▸ What you will do: Among the following entries, how many lines hold the string "腓骨后缘"? State only the number.

▸ Record excerpts:
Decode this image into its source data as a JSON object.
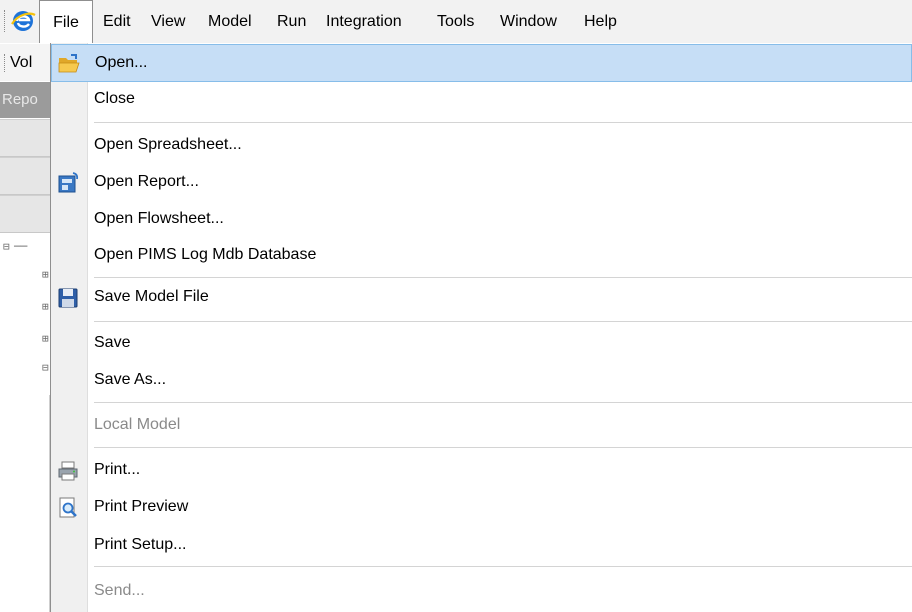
{
  "menubar": {
    "app_icon": "app-logo-icon",
    "items": [
      {
        "label": "File",
        "active": true
      },
      {
        "label": "Edit"
      },
      {
        "label": "View"
      },
      {
        "label": "Model"
      },
      {
        "label": "Run"
      },
      {
        "label": "Integration"
      },
      {
        "label": "Tools"
      },
      {
        "label": "Window"
      },
      {
        "label": "Help"
      }
    ]
  },
  "background": {
    "toolbar_text": "Vol",
    "panel_header": "Repo"
  },
  "file_menu": {
    "items": [
      {
        "label": "Open...",
        "icon": "folder-open-icon",
        "highlighted": true
      },
      {
        "label": "Close"
      },
      {
        "label": "Open Spreadsheet..."
      },
      {
        "label": "Open Report...",
        "icon": "report-icon"
      },
      {
        "label": "Open Flowsheet..."
      },
      {
        "label": "Open PIMS Log Mdb Database"
      },
      {
        "label": "Save Model File",
        "icon": "floppy-disk-icon"
      },
      {
        "label": "Save"
      },
      {
        "label": "Save As..."
      },
      {
        "label": "Local Model",
        "disabled": true
      },
      {
        "label": "Print...",
        "icon": "printer-icon"
      },
      {
        "label": "Print Preview",
        "icon": "print-preview-icon"
      },
      {
        "label": "Print Setup..."
      },
      {
        "label": "Send...",
        "disabled": true
      }
    ]
  },
  "colors": {
    "highlight_fill": "#c6def6",
    "highlight_border": "#87bde9",
    "disabled_text": "#8a8a8a"
  }
}
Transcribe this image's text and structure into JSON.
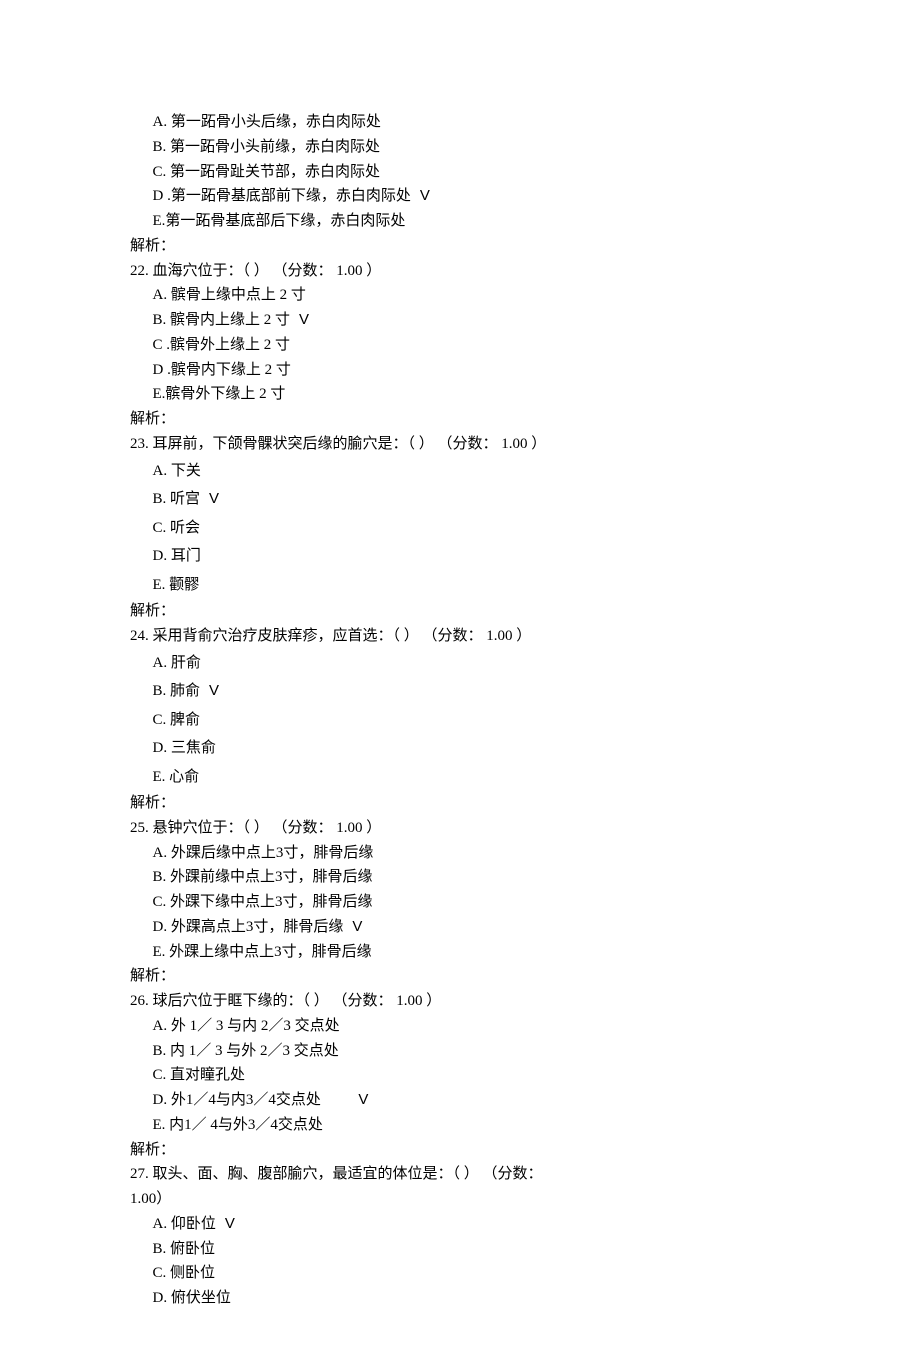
{
  "analysis_label": "解析：",
  "score_open": "（分数：",
  "score_close": "）",
  "paren_open": "（",
  "paren_close": "）",
  "check_mark": "V",
  "questions": [
    {
      "num": "",
      "stem": "",
      "score": "",
      "options": [
        {
          "label": "A.",
          "text": "第一跖骨小头后缘，赤白肉际处",
          "correct": false
        },
        {
          "label": "B.",
          "text": "第一跖骨小头前缘，赤白肉际处",
          "correct": false
        },
        {
          "label": "C.",
          "text": "第一跖骨趾关节部，赤白肉际处",
          "correct": false
        },
        {
          "label": "D .",
          "text": "第一跖骨基底部前下缘，赤白肉际处",
          "correct": true,
          "tight": true
        },
        {
          "label": "E.",
          "text": "第一跖骨基底部后下缘，赤白肉际处",
          "correct": false,
          "tight": true
        }
      ]
    },
    {
      "num": "22.",
      "stem": "血海穴位于：",
      "score": "1.00",
      "options": [
        {
          "label": "A.",
          "text": "髌骨上缘中点上 2 寸",
          "correct": false
        },
        {
          "label": "B.",
          "text": "髌骨内上缘上 2 寸",
          "correct": true
        },
        {
          "label": "C .",
          "text": "髌骨外上缘上 2 寸",
          "correct": false,
          "tight": true
        },
        {
          "label": "D .",
          "text": "髌骨内下缘上 2 寸",
          "correct": false,
          "tight": true
        },
        {
          "label": "E.",
          "text": "髌骨外下缘上 2 寸",
          "correct": false,
          "tight": true
        }
      ]
    },
    {
      "num": "23.",
      "stem": "耳屏前，下颌骨髁状突后缘的腧穴是：",
      "score": "1.00",
      "options": [
        {
          "label": "A.",
          "text": "下关",
          "correct": false
        },
        {
          "label": "B.",
          "text": "听宫",
          "correct": true
        },
        {
          "label": "C.",
          "text": "听会",
          "correct": false
        },
        {
          "label": "D.",
          "text": "耳门",
          "correct": false
        },
        {
          "label": "E.",
          "text": "颧髎",
          "correct": false
        }
      ],
      "loose": true
    },
    {
      "num": "24.",
      "stem": "采用背俞穴治疗皮肤痒疹，应首选：",
      "score": "1.00",
      "options": [
        {
          "label": "A.",
          "text": "肝俞",
          "correct": false
        },
        {
          "label": "B.",
          "text": "肺俞",
          "correct": true
        },
        {
          "label": "C.",
          "text": "脾俞",
          "correct": false
        },
        {
          "label": "D.",
          "text": "三焦俞",
          "correct": false
        },
        {
          "label": "E.",
          "text": "心俞",
          "correct": false
        }
      ],
      "loose": true
    },
    {
      "num": "25.",
      "stem": "悬钟穴位于：",
      "score": "1.00",
      "options": [
        {
          "label": "A.",
          "text": "外踝后缘中点上3寸，腓骨后缘",
          "correct": false
        },
        {
          "label": "B.",
          "text": "外踝前缘中点上3寸，腓骨后缘",
          "correct": false
        },
        {
          "label": "C.",
          "text": "外踝下缘中点上3寸，腓骨后缘",
          "correct": false
        },
        {
          "label": "D.",
          "text": "外踝高点上3寸，腓骨后缘",
          "correct": true
        },
        {
          "label": "E.",
          "text": "外踝上缘中点上3寸，腓骨后缘",
          "correct": false
        }
      ]
    },
    {
      "num": "26.",
      "stem": "球后穴位于眶下缘的：",
      "score": "1.00",
      "options": [
        {
          "label": "A.",
          "text": "外 1／ 3 与内 2／3 交点处",
          "correct": false
        },
        {
          "label": "B.",
          "text": "内 1／ 3 与外 2／3 交点处",
          "correct": false
        },
        {
          "label": "C.",
          "text": "直对瞳孔处",
          "correct": false
        },
        {
          "label": "D.",
          "text": "外1／4与内3／4交点处",
          "correct": true,
          "wide_check": true
        },
        {
          "label": "E.",
          "text": "内1／ 4与外3／4交点处",
          "correct": false
        }
      ]
    },
    {
      "num": "27.",
      "stem_full": "取头、面、胸、腹部腧穴，最适宜的体位是：（  ） （分数：\n1.00）",
      "options": [
        {
          "label": "A.",
          "text": "仰卧位",
          "correct": true
        },
        {
          "label": "B.",
          "text": "俯卧位",
          "correct": false
        },
        {
          "label": "C.",
          "text": "侧卧位",
          "correct": false
        },
        {
          "label": "D.",
          "text": "俯伏坐位",
          "correct": false
        }
      ],
      "no_analysis": true
    }
  ]
}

▸ Exercise output: 5